▶ RECORDS SHOWN
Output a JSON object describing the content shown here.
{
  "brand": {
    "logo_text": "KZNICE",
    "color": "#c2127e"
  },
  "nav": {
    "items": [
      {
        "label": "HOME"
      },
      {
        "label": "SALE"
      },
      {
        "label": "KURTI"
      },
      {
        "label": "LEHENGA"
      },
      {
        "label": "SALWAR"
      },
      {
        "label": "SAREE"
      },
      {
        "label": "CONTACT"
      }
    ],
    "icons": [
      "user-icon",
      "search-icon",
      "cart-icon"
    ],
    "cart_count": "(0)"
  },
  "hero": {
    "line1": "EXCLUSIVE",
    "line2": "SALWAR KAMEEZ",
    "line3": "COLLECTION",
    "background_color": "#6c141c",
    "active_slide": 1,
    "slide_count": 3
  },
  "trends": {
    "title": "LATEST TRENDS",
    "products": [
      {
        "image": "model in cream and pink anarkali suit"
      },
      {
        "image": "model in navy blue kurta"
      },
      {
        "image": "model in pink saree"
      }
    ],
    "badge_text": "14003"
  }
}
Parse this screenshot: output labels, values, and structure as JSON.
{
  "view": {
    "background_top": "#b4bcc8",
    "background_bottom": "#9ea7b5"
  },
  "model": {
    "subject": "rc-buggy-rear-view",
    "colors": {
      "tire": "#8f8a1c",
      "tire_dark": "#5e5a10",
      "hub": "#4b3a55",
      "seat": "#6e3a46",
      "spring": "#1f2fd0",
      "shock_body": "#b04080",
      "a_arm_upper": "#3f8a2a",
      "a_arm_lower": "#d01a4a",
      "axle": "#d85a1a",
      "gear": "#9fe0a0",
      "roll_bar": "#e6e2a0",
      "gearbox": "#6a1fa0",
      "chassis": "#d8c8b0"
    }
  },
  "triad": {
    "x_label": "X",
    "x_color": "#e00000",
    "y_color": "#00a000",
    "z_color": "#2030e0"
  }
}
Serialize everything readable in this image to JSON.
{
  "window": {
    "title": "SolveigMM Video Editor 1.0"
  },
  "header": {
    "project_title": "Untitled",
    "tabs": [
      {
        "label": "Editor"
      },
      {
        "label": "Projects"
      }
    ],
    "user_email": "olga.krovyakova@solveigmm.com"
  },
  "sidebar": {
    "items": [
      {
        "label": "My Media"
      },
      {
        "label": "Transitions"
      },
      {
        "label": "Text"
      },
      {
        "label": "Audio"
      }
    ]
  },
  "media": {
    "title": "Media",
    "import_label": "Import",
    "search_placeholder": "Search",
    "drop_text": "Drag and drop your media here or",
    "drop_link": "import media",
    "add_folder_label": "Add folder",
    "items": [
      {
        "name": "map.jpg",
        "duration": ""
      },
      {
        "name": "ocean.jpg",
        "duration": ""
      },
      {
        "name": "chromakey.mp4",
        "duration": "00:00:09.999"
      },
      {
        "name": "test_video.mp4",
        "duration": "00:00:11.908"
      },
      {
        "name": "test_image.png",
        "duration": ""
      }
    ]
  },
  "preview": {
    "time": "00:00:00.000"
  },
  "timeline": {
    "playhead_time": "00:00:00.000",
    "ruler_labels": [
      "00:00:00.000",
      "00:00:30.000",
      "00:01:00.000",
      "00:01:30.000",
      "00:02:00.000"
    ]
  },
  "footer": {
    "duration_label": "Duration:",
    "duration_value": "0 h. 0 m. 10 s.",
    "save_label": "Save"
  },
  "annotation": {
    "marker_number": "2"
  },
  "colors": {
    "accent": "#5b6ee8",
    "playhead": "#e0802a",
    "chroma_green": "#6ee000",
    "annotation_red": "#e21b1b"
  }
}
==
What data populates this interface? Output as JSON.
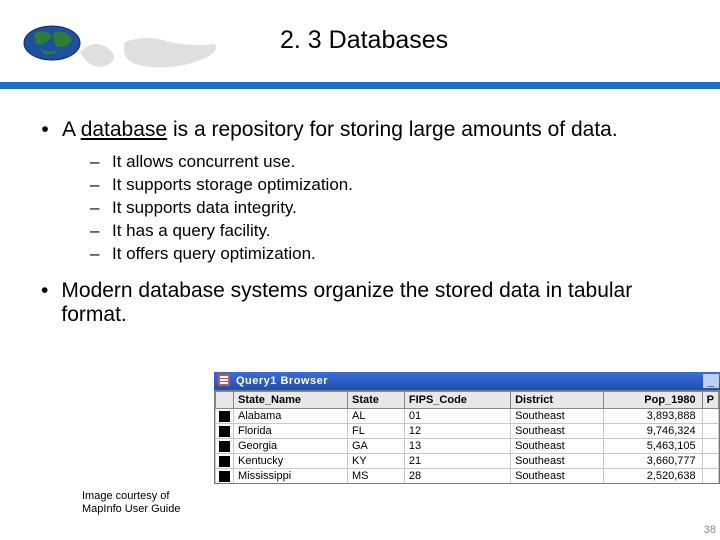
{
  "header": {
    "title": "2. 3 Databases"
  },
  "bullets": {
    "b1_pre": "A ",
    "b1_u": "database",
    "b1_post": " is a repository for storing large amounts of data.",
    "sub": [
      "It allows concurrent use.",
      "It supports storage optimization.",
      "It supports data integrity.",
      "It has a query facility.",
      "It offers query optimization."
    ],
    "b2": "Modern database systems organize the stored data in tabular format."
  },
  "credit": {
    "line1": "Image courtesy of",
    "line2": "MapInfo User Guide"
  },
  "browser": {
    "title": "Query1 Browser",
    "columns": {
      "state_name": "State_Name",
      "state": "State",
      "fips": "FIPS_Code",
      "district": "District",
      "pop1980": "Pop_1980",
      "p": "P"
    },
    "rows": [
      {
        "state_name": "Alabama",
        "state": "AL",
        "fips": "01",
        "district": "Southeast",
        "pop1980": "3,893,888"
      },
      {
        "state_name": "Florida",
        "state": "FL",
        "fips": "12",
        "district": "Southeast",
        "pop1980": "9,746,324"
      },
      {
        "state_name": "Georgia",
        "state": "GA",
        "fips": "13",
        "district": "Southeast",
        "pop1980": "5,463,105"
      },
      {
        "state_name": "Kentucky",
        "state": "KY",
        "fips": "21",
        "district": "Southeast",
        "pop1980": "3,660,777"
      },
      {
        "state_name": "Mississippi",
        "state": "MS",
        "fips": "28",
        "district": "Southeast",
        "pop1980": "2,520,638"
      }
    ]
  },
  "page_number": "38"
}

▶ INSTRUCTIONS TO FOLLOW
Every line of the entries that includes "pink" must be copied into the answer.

▶ REPLY TO THE TASK
        "image": "model in cream and pink anarkali suit"
        "image": "model in pink saree"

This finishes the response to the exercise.